The Founders were very concerned about property rights. Indeed, half of the Bill of Rights deals with property. Most people think of property as land, but property is much more than just land. Houses, cars, and other material things are forms of property. An individual’s property also includes her conscience, thoughts, and reputation as well as future profits from the sale of an existing object or idea. In addition to securing these things for individuals, property rights secure freedom.
What Are the Origins of American Property Rights?
Early Americans had certain things in mind when they used the word “property.” For example, if someone owned a horse, they had both a legal right to use the horse and a legal right to stop others from using the horse.
Another example of property is one’s own body. People usually do not call themselves “property,” but they clearly have a general right to do what they want with their bodies and to stop others from doing things to them. Thus, an individual owns his or her own body. This concept, called self-ownership, helps explain why the Founders took so many steps to protect property.
The Founders were deeply influenced by English legal history. The Magna Carta (1215) and the Declaration of Rights (1689) restricted the power of the king or queen to take property or put people in jail at random. Eventually, British abuse of property rights, beginning with taxation without representation, pushed many colonists to argue for revolution. They had had enough of being forced to house troops, being searched without warrants, and being fined excessively.
How Did the Founders View Property?
Thomas Jefferson used one of natural rights philosopher John Locke’s famous phrases about property in the Declaration of Independence (1776). Locke wrote that people have natural rights to “life, liberty, and property.” Jefferson changed it to “life, liberty, and the pursuit of happiness.” Jefferson did not change Locke’s meaning, but expanded it. Colonists would have thought of ideas, as well as material things, as “property.” Jefferson believed that enjoying material things and satisfying creativity were essential to happiness.
James Madison, who was important in developing the Bill of Rights (1791), believed property rights were essential to protecting all rights. Protecting rights is the purpose of “a just government,” as he wrote in his essay entitled “Property,” which was published in 1792. In it, Madison argued that man owns his body and possessions as well as the right to express his opinions and religious beliefs. Madison noted that security of property plays a big role in personal growth because it allows each person to make his own decisions about his life and property.
Madison strongly believed in a commercial republic. He urged Americans to protect the earning and owning of property through hard work. He criticized excessive taxes. Madison ended “Property” by warning his fellow citizens that if the United States wanted to be considered “wise and just,” then they must respect property rights. It is no accident that half the Bill of Rights contains property protections.

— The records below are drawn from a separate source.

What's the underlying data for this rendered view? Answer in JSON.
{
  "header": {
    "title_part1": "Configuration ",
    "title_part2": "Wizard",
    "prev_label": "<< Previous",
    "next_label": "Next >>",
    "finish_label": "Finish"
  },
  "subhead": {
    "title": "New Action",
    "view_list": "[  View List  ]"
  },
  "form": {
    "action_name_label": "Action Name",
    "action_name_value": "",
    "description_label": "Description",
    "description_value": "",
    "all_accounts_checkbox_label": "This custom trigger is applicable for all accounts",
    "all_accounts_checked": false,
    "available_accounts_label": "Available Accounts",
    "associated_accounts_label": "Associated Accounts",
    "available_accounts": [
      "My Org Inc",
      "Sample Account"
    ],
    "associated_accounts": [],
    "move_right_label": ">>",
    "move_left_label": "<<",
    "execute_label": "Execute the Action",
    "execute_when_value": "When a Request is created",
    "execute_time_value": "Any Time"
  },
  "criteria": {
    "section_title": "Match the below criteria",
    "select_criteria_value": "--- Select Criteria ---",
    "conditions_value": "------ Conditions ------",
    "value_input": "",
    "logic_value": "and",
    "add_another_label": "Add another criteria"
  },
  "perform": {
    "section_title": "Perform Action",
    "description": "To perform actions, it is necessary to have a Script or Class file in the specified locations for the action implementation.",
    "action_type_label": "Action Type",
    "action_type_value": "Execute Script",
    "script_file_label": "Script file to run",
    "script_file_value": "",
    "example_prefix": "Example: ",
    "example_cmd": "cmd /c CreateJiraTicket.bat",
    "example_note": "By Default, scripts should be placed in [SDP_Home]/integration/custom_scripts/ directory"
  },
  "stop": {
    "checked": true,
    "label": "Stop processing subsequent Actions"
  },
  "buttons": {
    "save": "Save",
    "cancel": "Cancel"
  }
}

The Third and Fourth Amendments assure freedom and security of one’s home and possessions, while the Fifth Amendment guarantees due process and just compensation when the government takes one’s property. The Seventh Amendment addresses the right to jury trial in common lawsuits involving more than twenty dollars, and the Eighth protects citizens from excessive fines. The Founders understood that the protection of all kinds of property was needed to uphold their rights.
How Do Property Laws Affect Modern Life?
Questions of property law are at the center of many social concerns today. Some examples are environmental issues, protection of endangered species, and even the legality of media downloading websites. Individual property rights must be reconciled with [considered alongside] government concerns about natural resources, and media sharers must consider whether they are “sharing” or “stealing.”
The property protections in the Bill of Rights are essential to liberty. If the government can take anything from anybody at any time, no one can be free. As students and as citizens, your right to control your own property is one way you have the power to live as you wish.
- What is self-ownership? How did the Founders use this philosophy in the Constitution and Bill of Rights?
- Philosopher John Locke wrote that people have the right to “life, liberty, and property,” while Founder Thomas Jefferson wrote that people have the right to “life, liberty, and the pursuit of happiness.” How are these phrases different? Do they mean the same thing?
- Why did the Founders believe that protecting property was necessary to protect all rights?